### DATA TO PROCESS:
════════
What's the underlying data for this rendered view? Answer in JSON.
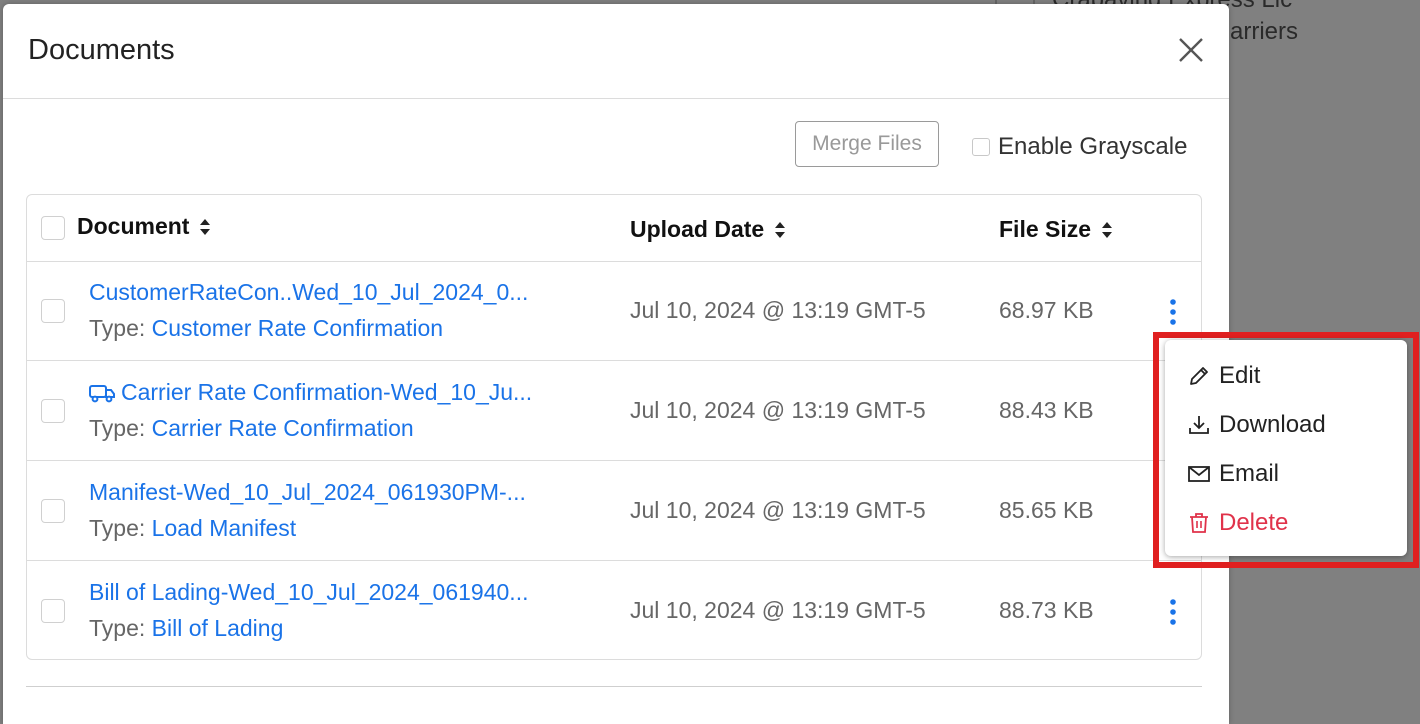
{
  "background": {
    "line1": "Crabaving Express Lic",
    "line2": "arriers"
  },
  "modal": {
    "title": "Documents",
    "merge_label": "Merge Files",
    "grayscale_label": "Enable Grayscale"
  },
  "table": {
    "headers": {
      "document": "Document",
      "upload_date": "Upload Date",
      "file_size": "File Size"
    },
    "type_prefix": "Type:",
    "rows": [
      {
        "name": "CustomerRateCon..Wed_10_Jul_2024_0...",
        "type": "Customer Rate Confirmation",
        "date": "Jul 10, 2024 @ 13:19 GMT-5",
        "size": "68.97 KB",
        "icon": "truck-icon",
        "has_icon": false
      },
      {
        "name": "Carrier Rate Confirmation-Wed_10_Ju...",
        "type": "Carrier Rate Confirmation",
        "date": "Jul 10, 2024 @ 13:19 GMT-5",
        "size": "88.43 KB",
        "icon": "truck-icon",
        "has_icon": true
      },
      {
        "name": "Manifest-Wed_10_Jul_2024_061930PM-...",
        "type": "Load Manifest",
        "date": "Jul 10, 2024 @ 13:19 GMT-5",
        "size": "85.65 KB",
        "icon": "",
        "has_icon": false
      },
      {
        "name": "Bill of Lading-Wed_10_Jul_2024_061940...",
        "type": "Bill of Lading",
        "date": "Jul 10, 2024 @ 13:19 GMT-5",
        "size": "88.73 KB",
        "icon": "",
        "has_icon": false
      }
    ]
  },
  "menu": {
    "edit": "Edit",
    "download": "Download",
    "email": "Email",
    "delete": "Delete"
  },
  "colors": {
    "link": "#1a73e8",
    "danger": "#e0324a",
    "highlight": "#e02020",
    "overlay": "#808080"
  }
}
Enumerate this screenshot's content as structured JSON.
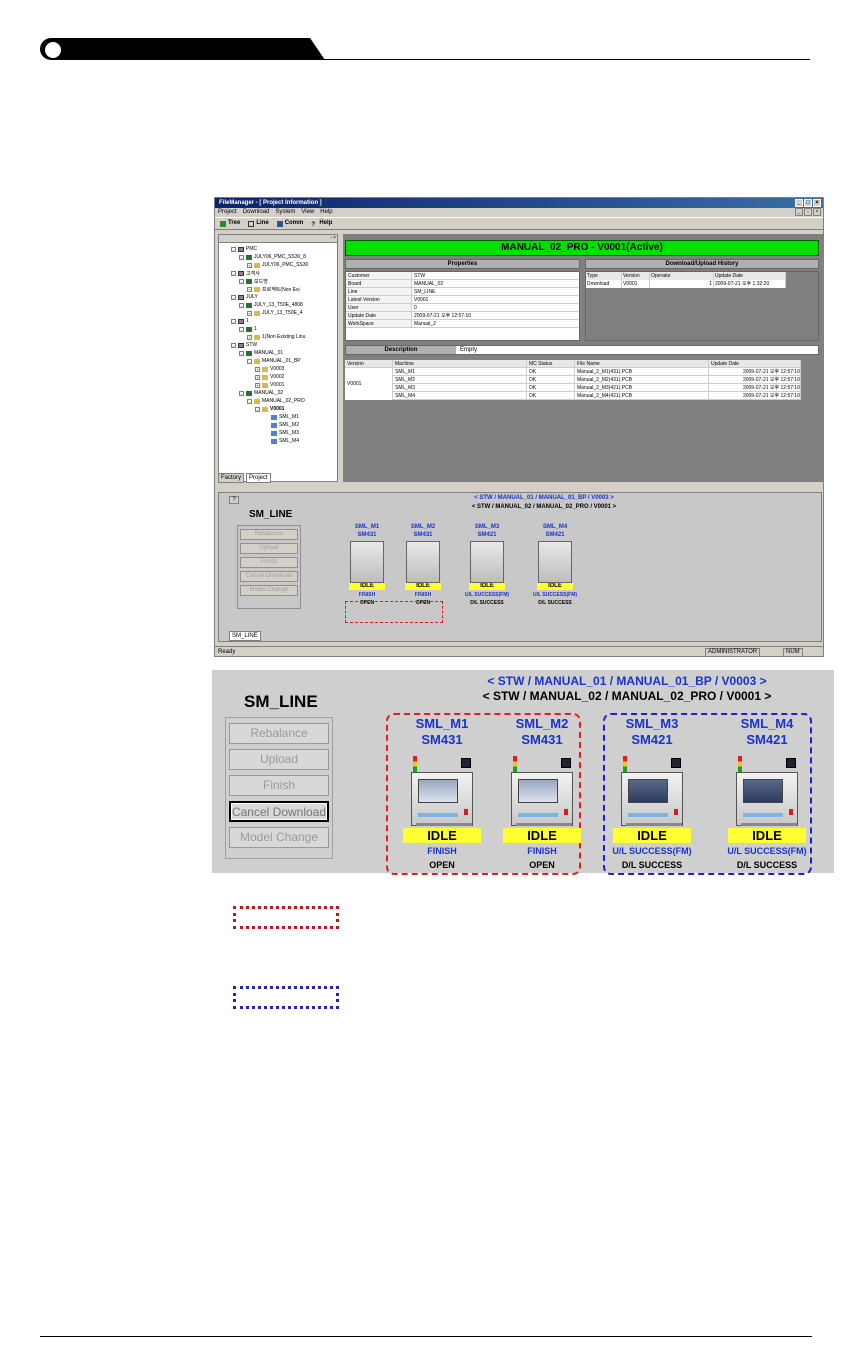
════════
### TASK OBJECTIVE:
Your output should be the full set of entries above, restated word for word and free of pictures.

### RESULT BELOW:
What's the underlying data for this rendered view? Answer in JSON.
{
  "background": {
    "line1": "Crabaving Express Lic",
    "line2": "arriers"
  },
  "modal": {
    "title": "Documents",
    "merge_label": "Merge Files",
    "grayscale_label": "Enable Grayscale"
  },
  "table": {
    "headers": {
      "document": "Document",
      "upload_date": "Upload Date",
      "file_size": "File Size"
    },
    "type_prefix": "Type:",
    "rows": [
      {
        "name": "CustomerRateCon..Wed_10_Jul_2024_0...",
        "type": "Customer Rate Confirmation",
        "date": "Jul 10, 2024 @ 13:19 GMT-5",
        "size": "68.97 KB",
        "icon": "truck-icon",
        "has_icon": false
      },
      {
        "name": "Carrier Rate Confirmation-Wed_10_Ju...",
        "type": "Carrier Rate Confirmation",
        "date": "Jul 10, 2024 @ 13:19 GMT-5",
        "size": "88.43 KB",
        "icon": "truck-icon",
        "has_icon": true
      },
      {
        "name": "Manifest-Wed_10_Jul_2024_061930PM-...",
        "type": "Load Manifest",
        "date": "Jul 10, 2024 @ 13:19 GMT-5",
        "size": "85.65 KB",
        "icon": "",
        "has_icon": false
      },
      {
        "name": "Bill of Lading-Wed_10_Jul_2024_061940...",
        "type": "Bill of Lading",
        "date": "Jul 10, 2024 @ 13:19 GMT-5",
        "size": "88.73 KB",
        "icon": "",
        "has_icon": false
      }
    ]
  },
  "menu": {
    "edit": "Edit",
    "download": "Download",
    "email": "Email",
    "delete": "Delete"
  },
  "colors": {
    "link": "#1a73e8",
    "danger": "#e0324a",
    "highlight": "#e02020",
    "overlay": "#808080"
  }
}
Enumerate this screenshot's content as structured JSON.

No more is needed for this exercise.